SUPPLIED INFORMATION:
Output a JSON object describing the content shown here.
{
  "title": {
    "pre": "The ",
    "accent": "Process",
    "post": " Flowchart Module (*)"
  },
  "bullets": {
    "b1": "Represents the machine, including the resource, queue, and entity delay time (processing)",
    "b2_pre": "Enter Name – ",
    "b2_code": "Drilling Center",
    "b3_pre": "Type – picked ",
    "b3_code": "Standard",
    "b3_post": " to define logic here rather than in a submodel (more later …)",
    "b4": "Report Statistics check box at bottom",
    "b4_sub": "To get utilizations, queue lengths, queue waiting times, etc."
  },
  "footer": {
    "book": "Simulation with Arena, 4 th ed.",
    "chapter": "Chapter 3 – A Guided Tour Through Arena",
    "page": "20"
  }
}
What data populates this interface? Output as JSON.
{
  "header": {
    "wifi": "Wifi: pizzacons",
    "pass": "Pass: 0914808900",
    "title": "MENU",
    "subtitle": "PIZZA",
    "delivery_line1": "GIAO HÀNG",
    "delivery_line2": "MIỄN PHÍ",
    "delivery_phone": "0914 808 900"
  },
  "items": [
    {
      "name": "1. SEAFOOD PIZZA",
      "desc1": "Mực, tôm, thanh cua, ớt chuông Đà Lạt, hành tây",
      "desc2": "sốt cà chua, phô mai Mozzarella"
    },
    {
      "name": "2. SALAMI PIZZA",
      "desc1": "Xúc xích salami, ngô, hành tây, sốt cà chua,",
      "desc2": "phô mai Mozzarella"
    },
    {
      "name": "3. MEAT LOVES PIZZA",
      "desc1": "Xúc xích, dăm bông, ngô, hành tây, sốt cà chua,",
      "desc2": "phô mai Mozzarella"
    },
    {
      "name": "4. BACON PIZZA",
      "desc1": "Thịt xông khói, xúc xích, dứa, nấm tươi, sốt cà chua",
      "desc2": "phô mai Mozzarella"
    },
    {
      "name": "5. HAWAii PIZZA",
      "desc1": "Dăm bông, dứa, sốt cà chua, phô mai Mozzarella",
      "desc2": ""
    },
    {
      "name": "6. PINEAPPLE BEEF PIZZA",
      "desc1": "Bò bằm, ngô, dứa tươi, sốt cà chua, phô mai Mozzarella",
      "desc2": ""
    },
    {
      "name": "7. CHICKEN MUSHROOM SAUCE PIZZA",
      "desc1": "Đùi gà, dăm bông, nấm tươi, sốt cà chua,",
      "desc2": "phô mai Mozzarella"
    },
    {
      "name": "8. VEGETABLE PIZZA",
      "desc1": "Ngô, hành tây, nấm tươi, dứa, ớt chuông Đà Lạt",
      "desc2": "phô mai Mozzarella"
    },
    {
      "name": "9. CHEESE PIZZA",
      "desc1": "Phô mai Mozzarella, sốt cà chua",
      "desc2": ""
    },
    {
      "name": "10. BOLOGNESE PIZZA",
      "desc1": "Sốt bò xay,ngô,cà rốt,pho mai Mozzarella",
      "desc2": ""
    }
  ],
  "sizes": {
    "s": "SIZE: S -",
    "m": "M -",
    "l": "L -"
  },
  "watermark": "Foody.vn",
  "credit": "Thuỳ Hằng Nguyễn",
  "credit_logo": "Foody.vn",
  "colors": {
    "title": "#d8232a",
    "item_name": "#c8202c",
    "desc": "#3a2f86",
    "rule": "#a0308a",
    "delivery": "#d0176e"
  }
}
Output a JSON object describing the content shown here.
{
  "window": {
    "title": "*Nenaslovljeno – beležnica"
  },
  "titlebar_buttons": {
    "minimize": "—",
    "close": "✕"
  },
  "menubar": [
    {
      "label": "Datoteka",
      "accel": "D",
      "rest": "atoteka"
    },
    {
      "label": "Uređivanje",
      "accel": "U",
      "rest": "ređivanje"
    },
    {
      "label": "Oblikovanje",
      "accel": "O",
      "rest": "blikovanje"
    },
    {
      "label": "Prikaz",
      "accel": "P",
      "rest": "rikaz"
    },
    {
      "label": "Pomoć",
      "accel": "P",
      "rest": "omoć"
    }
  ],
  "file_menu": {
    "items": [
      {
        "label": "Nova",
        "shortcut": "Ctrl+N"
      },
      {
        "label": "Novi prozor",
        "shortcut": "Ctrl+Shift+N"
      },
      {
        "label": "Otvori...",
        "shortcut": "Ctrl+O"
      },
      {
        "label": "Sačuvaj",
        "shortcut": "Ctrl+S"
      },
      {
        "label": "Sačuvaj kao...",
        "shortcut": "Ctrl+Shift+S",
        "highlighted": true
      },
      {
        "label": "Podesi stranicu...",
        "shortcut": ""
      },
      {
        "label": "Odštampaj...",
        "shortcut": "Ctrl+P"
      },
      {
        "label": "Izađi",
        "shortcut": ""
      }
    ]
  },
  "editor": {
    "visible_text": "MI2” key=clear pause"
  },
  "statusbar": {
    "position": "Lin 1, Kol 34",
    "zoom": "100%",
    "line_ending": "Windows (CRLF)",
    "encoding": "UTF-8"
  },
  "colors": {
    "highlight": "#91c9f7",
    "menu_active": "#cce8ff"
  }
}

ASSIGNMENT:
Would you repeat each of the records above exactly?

ANSWER TO THE PROBLEM:
Output a JSON object describing the content shown here.
{
  "title": {
    "pre": "The ",
    "accent": "Process",
    "post": " Flowchart Module (*)"
  },
  "bullets": {
    "b1": "Represents the machine, including the resource, queue, and entity delay time (processing)",
    "b2_pre": "Enter Name – ",
    "b2_code": "Drilling Center",
    "b3_pre": "Type – picked ",
    "b3_code": "Standard",
    "b3_post": " to define logic here rather than in a submodel (more later …)",
    "b4": "Report Statistics check box at bottom",
    "b4_sub": "To get utilizations, queue lengths, queue waiting times, etc."
  },
  "footer": {
    "book": "Simulation with Arena, 4 th ed.",
    "chapter": "Chapter 3 – A Guided Tour Through Arena",
    "page": "20"
  }
}
What data populates this interface? Output as JSON.
{
  "header": {
    "wifi": "Wifi: pizzacons",
    "pass": "Pass: 0914808900",
    "title": "MENU",
    "subtitle": "PIZZA",
    "delivery_line1": "GIAO HÀNG",
    "delivery_line2": "MIỄN PHÍ",
    "delivery_phone": "0914 808 900"
  },
  "items": [
    {
      "name": "1. SEAFOOD PIZZA",
      "desc1": "Mực, tôm, thanh cua, ớt chuông Đà Lạt, hành tây",
      "desc2": "sốt cà chua, phô mai Mozzarella"
    },
    {
      "name": "2. SALAMI PIZZA",
      "desc1": "Xúc xích salami, ngô, hành tây, sốt cà chua,",
      "desc2": "phô mai Mozzarella"
    },
    {
      "name": "3. MEAT LOVES PIZZA",
      "desc1": "Xúc xích, dăm bông, ngô, hành tây, sốt cà chua,",
      "desc2": "phô mai Mozzarella"
    },
    {
      "name": "4. BACON PIZZA",
      "desc1": "Thịt xông khói, xúc xích, dứa, nấm tươi, sốt cà chua",
      "desc2": "phô mai Mozzarella"
    },
    {
      "name": "5. HAWAii PIZZA",
      "desc1": "Dăm bông, dứa, sốt cà chua, phô mai Mozzarella",
      "desc2": ""
    },
    {
      "name": "6. PINEAPPLE BEEF PIZZA",
      "desc1": "Bò bằm, ngô, dứa tươi, sốt cà chua, phô mai Mozzarella",
      "desc2": ""
    },
    {
      "name": "7. CHICKEN MUSHROOM SAUCE PIZZA",
      "desc1": "Đùi gà, dăm bông, nấm tươi, sốt cà chua,",
      "desc2": "phô mai Mozzarella"
    },
    {
      "name": "8. VEGETABLE PIZZA",
      "desc1": "Ngô, hành tây, nấm tươi, dứa, ớt chuông Đà Lạt",
      "desc2": "phô mai Mozzarella"
    },
    {
      "name": "9. CHEESE PIZZA",
      "desc1": "Phô mai Mozzarella, sốt cà chua",
      "desc2": ""
    },
    {
      "name": "10. BOLOGNESE PIZZA",
      "desc1": "Sốt bò xay,ngô,cà rốt,pho mai Mozzarella",
      "desc2": ""
    }
  ],
  "sizes": {
    "s": "SIZE: S -",
    "m": "M -",
    "l": "L -"
  },
  "watermark": "Foody.vn",
  "credit": "Thuỳ Hằng Nguyễn",
  "credit_logo": "Foody.vn",
  "colors": {
    "title": "#d8232a",
    "item_name": "#c8202c",
    "desc": "#3a2f86",
    "rule": "#a0308a",
    "delivery": "#d0176e"
  }
}
Output a JSON object describing the content shown here.
{
  "window": {
    "title": "*Nenaslovljeno – beležnica"
  },
  "titlebar_buttons": {
    "minimize": "—",
    "close": "✕"
  },
  "menubar": [
    {
      "label": "Datoteka",
      "accel": "D",
      "rest": "atoteka"
    },
    {
      "label": "Uređivanje",
      "accel": "U",
      "rest": "ređivanje"
    },
    {
      "label": "Oblikovanje",
      "accel": "O",
      "rest": "blikovanje"
    },
    {
      "label": "Prikaz",
      "accel": "P",
      "rest": "rikaz"
    },
    {
      "label": "Pomoć",
      "accel": "P",
      "rest": "omoć"
    }
  ],
  "file_menu": {
    "items": [
      {
        "label": "Nova",
        "shortcut": "Ctrl+N"
      },
      {
        "label": "Novi prozor",
        "shortcut": "Ctrl+Shift+N"
      },
      {
        "label": "Otvori...",
        "shortcut": "Ctrl+O"
      },
      {
        "label": "Sačuvaj",
        "shortcut": "Ctrl+S"
      },
      {
        "label": "Sačuvaj kao...",
        "shortcut": "Ctrl+Shift+S",
        "highlighted": true
      },
      {
        "label": "Podesi stranicu...",
        "shortcut": ""
      },
      {
        "label": "Odštampaj...",
        "shortcut": "Ctrl+P"
      },
      {
        "label": "Izađi",
        "shortcut": ""
      }
    ]
  },
  "editor": {
    "visible_text": "MI2” key=clear pause"
  },
  "statusbar": {
    "position": "Lin 1, Kol 34",
    "zoom": "100%",
    "line_ending": "Windows (CRLF)",
    "encoding": "UTF-8"
  },
  "colors": {
    "highlight": "#91c9f7",
    "menu_active": "#cce8ff"
  }
}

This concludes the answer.